[[ Supplied records, beginning ]]

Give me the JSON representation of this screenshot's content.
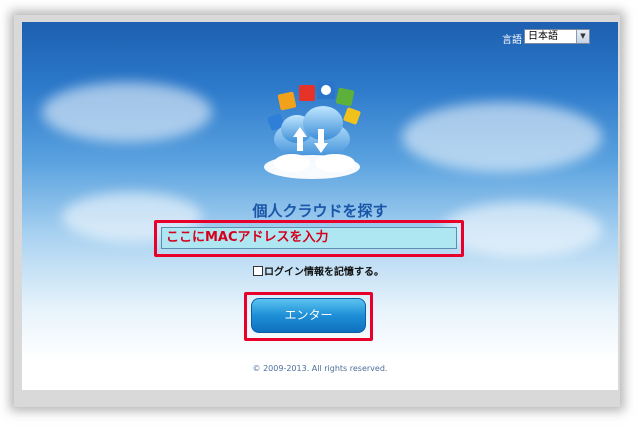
{
  "header": {
    "language_label": "言語",
    "language_selected": "日本語"
  },
  "main": {
    "title": "個人クラウドを探す",
    "mac_field_value": "ここにMACアドレスを入力",
    "remember_label": "ログイン情報を記憶する。",
    "enter_button_label": "エンター"
  },
  "footer": {
    "copyright": "© 2009-2013. All rights reserved."
  },
  "colors": {
    "highlight_border": "#e8002a",
    "title_blue": "#1a56a8",
    "button_blue": "#1e8fd6",
    "input_bg": "#aee6f2"
  }
}
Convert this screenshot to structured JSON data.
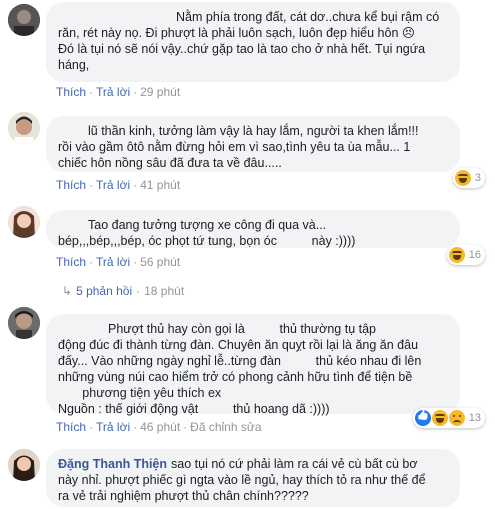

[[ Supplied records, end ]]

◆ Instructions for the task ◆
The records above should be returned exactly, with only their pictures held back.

◆ Exercise response ◆
Give me the JSON representation of this screenshot's content.
{
  "header": {
    "language_label": "言語",
    "language_selected": "日本語"
  },
  "main": {
    "title": "個人クラウドを探す",
    "mac_field_value": "ここにMACアドレスを入力",
    "remember_label": "ログイン情報を記憶する。",
    "enter_button_label": "エンター"
  },
  "footer": {
    "copyright": "© 2009-2013. All rights reserved."
  },
  "colors": {
    "highlight_border": "#e8002a",
    "title_blue": "#1a56a8",
    "button_blue": "#1e8fd6",
    "input_bg": "#aee6f2"
  }
}
Convert this screenshot to structured JSON data.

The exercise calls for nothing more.